* Assignment *
List, from the lines below, each one with "name" in it.
────────
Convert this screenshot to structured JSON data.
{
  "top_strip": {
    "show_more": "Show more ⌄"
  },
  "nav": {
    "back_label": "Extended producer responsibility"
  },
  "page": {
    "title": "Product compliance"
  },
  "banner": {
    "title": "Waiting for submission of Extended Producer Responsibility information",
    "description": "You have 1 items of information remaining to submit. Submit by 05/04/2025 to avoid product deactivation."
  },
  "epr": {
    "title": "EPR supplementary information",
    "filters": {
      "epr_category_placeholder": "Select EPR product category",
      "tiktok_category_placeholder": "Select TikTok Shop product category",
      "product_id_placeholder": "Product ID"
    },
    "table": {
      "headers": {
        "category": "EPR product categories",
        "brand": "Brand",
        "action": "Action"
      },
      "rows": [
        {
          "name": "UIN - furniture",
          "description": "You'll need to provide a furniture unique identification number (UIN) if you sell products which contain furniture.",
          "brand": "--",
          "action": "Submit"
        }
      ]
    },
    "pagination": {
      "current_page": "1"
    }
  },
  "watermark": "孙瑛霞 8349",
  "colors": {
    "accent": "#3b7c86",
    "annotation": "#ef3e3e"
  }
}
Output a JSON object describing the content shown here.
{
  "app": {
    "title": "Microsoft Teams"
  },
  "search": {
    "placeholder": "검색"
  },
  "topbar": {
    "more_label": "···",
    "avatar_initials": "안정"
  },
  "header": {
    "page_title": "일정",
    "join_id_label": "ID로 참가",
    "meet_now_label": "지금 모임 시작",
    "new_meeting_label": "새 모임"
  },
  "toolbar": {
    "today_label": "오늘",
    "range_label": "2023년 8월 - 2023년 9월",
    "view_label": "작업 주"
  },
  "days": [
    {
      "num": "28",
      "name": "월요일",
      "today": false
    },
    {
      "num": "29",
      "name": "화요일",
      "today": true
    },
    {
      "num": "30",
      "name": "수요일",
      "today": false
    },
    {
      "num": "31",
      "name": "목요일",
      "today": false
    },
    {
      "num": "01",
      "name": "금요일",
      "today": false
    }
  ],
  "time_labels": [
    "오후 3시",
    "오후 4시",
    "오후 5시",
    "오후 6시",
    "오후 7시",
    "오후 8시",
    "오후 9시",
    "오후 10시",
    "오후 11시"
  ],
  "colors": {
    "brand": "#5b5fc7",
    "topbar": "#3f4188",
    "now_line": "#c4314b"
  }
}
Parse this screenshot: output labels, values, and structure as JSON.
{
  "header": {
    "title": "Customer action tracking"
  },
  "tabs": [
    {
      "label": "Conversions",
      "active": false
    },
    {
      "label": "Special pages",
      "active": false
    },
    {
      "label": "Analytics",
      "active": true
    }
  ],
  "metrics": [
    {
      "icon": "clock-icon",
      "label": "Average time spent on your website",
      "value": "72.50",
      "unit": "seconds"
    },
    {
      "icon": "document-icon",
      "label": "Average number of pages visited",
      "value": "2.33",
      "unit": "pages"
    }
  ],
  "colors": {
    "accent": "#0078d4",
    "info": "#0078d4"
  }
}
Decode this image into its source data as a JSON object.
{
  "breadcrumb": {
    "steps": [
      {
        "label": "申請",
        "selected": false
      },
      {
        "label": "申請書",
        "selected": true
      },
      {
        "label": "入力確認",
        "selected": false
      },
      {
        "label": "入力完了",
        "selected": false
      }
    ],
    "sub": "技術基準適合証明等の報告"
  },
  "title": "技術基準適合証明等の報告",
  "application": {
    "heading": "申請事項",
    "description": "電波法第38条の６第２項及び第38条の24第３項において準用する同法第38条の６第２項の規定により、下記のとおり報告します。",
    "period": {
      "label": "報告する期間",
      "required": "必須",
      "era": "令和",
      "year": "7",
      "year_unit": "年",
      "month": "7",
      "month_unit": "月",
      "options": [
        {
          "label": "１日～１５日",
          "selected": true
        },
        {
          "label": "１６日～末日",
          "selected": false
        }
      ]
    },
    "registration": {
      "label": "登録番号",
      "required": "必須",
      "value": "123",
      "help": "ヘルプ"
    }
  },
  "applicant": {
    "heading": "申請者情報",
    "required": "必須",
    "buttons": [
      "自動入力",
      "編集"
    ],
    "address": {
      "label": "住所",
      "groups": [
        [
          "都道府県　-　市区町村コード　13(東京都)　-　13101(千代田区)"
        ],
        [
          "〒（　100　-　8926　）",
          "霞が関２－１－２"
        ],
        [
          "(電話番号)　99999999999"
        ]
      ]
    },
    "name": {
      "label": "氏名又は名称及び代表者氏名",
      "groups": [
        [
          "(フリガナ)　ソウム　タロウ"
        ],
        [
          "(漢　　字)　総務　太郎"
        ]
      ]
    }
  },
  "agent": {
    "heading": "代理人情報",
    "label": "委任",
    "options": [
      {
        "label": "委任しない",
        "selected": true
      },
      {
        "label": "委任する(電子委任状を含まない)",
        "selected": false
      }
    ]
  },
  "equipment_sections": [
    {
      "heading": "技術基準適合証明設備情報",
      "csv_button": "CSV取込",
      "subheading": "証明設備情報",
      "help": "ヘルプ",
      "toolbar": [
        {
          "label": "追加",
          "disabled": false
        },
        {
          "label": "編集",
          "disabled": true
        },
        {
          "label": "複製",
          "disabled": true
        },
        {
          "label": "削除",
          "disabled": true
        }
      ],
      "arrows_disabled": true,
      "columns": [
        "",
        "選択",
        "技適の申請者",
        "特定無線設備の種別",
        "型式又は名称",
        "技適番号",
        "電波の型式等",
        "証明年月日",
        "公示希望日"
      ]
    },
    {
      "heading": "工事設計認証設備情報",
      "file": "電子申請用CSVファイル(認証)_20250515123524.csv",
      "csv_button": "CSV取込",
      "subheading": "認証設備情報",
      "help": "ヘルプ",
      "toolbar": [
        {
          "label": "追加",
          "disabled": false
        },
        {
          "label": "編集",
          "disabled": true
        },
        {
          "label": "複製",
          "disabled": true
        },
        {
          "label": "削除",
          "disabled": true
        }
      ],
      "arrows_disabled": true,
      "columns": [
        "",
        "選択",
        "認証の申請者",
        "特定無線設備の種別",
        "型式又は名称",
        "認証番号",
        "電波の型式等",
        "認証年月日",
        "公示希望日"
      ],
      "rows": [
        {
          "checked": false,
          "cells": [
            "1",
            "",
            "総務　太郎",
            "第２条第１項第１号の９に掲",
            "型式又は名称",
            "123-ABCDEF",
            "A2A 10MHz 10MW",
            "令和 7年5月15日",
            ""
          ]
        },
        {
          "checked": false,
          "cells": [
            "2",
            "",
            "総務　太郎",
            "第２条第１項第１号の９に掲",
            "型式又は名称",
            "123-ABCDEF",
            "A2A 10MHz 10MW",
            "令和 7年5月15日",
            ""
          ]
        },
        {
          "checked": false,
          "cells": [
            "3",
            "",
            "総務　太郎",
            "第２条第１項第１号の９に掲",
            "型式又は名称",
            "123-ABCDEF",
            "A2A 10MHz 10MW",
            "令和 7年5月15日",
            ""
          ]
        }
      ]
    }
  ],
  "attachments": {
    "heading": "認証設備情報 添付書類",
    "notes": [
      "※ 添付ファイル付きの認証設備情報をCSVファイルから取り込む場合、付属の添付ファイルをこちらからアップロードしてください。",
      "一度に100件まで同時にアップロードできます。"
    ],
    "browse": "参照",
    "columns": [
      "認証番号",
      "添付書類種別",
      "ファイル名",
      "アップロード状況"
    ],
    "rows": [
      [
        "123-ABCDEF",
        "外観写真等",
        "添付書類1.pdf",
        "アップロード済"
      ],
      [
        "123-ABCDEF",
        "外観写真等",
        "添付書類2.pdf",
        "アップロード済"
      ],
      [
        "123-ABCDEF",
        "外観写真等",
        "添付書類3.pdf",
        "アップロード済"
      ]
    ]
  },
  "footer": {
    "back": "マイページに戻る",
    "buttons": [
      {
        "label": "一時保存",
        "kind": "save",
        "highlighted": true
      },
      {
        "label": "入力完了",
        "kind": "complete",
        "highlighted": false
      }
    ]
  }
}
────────
* Result of the exercise *
          "name": "UIN - furniture",
      "name": "월요일",
      "name": "화요일",
      "name": "수요일",
      "name": "목요일",
      "name": "금요일",
    "name": {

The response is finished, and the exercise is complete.